[App and web page records]
☆ ☆ ☆ ☆ ☆
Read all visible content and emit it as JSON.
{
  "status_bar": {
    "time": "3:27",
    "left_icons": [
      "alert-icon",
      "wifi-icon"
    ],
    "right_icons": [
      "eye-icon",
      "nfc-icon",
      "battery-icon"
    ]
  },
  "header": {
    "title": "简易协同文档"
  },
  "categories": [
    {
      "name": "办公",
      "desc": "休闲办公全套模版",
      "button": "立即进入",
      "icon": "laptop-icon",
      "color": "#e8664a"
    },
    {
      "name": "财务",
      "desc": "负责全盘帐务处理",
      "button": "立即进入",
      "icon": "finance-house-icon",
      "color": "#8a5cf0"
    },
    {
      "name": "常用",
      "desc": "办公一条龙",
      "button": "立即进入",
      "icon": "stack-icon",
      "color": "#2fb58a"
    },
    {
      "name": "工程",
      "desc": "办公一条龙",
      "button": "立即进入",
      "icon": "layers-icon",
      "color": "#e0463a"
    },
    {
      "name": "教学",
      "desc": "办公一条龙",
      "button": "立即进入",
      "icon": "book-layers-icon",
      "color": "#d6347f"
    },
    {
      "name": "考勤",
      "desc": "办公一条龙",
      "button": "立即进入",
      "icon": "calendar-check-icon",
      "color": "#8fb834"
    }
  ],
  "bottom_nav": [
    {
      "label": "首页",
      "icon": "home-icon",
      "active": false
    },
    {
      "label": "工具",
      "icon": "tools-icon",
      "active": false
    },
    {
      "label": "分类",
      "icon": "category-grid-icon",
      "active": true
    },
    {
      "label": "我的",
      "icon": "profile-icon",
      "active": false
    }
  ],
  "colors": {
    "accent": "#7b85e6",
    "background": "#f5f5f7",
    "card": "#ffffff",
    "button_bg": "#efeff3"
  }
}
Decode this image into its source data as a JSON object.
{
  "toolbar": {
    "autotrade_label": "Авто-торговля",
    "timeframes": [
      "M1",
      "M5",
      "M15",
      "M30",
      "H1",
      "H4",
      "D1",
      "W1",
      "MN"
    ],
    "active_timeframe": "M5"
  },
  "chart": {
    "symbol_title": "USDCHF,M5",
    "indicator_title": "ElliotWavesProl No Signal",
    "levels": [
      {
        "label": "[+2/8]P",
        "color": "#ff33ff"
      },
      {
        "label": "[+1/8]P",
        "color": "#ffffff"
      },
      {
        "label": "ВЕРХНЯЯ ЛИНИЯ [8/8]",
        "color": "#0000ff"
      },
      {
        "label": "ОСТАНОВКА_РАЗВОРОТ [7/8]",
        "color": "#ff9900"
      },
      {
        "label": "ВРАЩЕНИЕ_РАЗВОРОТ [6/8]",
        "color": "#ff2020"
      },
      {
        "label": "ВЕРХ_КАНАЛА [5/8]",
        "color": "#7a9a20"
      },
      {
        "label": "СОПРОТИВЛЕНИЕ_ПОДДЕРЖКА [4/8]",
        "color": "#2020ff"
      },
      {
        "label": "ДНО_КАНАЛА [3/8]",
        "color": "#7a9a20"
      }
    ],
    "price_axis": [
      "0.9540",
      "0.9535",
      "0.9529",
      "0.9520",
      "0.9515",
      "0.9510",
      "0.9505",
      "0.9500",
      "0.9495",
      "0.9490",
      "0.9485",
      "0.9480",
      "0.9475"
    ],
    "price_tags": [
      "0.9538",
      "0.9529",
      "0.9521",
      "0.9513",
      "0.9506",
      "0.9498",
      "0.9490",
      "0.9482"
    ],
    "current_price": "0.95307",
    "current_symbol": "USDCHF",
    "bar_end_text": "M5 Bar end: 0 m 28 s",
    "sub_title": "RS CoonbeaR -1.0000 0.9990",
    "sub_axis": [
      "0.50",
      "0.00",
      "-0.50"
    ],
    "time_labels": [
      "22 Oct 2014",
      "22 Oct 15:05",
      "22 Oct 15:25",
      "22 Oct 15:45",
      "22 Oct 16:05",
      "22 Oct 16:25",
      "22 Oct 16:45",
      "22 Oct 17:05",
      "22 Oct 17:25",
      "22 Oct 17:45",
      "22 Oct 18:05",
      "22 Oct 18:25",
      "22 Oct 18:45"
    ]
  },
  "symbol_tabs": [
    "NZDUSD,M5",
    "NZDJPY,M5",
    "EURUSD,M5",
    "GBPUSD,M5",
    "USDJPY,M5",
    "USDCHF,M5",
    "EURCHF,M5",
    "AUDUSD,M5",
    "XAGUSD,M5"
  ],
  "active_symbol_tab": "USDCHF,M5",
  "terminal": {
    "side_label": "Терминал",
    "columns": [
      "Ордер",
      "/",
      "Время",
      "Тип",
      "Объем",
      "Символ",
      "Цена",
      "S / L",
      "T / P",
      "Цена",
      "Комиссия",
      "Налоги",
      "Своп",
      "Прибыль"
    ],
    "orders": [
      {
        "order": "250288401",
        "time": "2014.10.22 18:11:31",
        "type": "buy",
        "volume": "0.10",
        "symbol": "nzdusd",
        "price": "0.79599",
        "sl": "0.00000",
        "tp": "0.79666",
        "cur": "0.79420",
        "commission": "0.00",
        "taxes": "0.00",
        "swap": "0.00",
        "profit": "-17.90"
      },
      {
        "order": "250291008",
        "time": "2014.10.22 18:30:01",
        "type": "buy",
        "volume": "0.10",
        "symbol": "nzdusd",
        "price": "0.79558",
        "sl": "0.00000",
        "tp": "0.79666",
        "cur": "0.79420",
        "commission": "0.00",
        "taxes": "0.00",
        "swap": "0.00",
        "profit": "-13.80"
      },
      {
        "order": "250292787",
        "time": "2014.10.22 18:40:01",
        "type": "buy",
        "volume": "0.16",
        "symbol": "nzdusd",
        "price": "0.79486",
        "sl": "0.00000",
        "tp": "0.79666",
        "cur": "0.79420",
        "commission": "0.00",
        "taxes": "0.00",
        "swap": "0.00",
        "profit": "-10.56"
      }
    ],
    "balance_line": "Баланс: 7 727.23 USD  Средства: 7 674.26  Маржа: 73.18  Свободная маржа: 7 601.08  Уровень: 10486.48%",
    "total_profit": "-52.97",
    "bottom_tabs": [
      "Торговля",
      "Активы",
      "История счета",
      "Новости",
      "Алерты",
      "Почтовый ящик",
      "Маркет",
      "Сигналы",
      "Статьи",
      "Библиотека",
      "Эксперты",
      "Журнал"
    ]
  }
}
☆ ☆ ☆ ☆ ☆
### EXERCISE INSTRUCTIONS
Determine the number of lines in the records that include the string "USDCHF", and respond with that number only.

### ANSWER TO THE PROBLEM
4